In fact, the more you know about the Iraqi constitutional process, the clearer three things become. First, Baghdad isn’t Philadelphia. Second, none of the people involved will ever be mistaken for James Madison. And third, the document that will emerge from these negotiations will bear little resemblance to the U.S. Constitution.
Nowhere will this be more obvious than in the area of religion. As Nathan Brown of the Carnegie Endowment for International Peace recently said, the new constitution “will be fairly religious in coloration.”
By “religious” Brown means “Islamic.” The only question is whether this Islamic “coloration” is mostly symbolic or whether the drafters are trying to implement an “Islamic vision” of what a constitution ought to be. Brown sees signs of the latter, including appointing “religious figures to the constitutional court.”
Nina Shea of Freedom House isn’t that optimistic. She points out that the most recent draft of the constitution went from calling Islam “a source of law” to “the main source of law.” It also includes a “repugnancy clause” that says no law can “contradict Islam.”
Shea believes, with ample justification, that by “Islam” the drafters mean “Sharia law,” similar to that applied in places like Iran and Saudi Arabia. The efforts of those countries, combined with a possible “religious majority” in the parliament, might eventually turn Iraq into a de facto “Islamic Republic.”
You can see a glimpse of what they have in mind in the draft constitution. The rights of women are “explicitly tied to a proviso that it not violate Islamic Sharia.” And freedoms of speech, association and, most significantly, religion “are limited with the undefined phrase ‘in accordance with the law,'” presumably Sharia.

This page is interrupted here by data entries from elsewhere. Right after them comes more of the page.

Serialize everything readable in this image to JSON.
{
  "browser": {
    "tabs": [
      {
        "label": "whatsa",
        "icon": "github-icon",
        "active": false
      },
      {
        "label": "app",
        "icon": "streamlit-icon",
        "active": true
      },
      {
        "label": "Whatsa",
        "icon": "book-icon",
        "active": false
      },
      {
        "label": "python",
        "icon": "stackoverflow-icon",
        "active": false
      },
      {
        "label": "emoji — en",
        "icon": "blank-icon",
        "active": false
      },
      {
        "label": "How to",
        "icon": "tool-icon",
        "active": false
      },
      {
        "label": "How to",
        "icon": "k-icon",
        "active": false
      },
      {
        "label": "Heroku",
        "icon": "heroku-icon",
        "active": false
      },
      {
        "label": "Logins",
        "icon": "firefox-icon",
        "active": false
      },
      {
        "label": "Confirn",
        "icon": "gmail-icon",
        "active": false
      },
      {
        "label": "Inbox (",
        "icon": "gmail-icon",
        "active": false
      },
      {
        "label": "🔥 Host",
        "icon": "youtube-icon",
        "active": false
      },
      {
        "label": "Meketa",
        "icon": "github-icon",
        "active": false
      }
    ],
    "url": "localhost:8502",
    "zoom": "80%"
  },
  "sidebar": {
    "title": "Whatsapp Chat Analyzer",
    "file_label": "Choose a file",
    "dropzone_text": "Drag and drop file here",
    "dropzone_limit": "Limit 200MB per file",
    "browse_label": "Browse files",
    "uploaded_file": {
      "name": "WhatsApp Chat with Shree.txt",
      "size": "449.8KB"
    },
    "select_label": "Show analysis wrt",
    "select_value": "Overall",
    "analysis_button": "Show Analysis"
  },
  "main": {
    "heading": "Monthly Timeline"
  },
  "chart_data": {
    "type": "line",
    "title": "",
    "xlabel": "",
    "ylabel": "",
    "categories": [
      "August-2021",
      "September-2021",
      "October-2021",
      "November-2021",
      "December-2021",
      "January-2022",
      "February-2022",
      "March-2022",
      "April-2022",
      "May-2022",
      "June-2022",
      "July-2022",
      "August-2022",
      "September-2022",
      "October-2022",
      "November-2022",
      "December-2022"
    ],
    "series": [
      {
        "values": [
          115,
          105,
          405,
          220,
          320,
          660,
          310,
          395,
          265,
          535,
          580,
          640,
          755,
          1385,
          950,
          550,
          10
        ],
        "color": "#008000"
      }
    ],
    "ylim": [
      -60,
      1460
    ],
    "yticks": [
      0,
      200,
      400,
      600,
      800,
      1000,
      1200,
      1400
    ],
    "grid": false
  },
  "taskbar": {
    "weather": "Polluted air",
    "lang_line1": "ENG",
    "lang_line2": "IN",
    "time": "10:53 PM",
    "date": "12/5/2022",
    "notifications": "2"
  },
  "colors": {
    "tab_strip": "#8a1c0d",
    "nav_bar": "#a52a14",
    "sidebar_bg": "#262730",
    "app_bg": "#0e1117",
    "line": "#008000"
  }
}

All of this spells trouble for Iraq’s 600,000 Christians. One man expected to wield power in the “new Iraq” is the Shiite leader, Ayatollah Sistani, who is often called a “moderate” in the press. While Sistani has urged “toleration” for Iraq’s Christians, he has also told his followers that “infidels are best to be avoided.” If this is “tolerance,” imagine what intolerance might be.
Actually, we don’t have to imagine. I’ve already told BreakPoint listeners about attacks on Iraqi Christians. As one Iraqi nun put it, “Christians live in constant fear of being attacked, kidnapped and killed by radical Islamic groups.”
Absent enforceable guarantees, the best Iraqi Christians can hope for is a modern version of dhimmitude, the second-class status accorded Christians and Jews in the old Islamic empires.
Shea is right when she insists, “No American blood should be spilt for the creation of a [Sharia] rule state.” We ought to insist that our leaders do whatever’s necessary to keep that from happening. And the least we owe our Christian brethren in Iraq is to protect them-and pray for them-from a storm we can clearly see coming.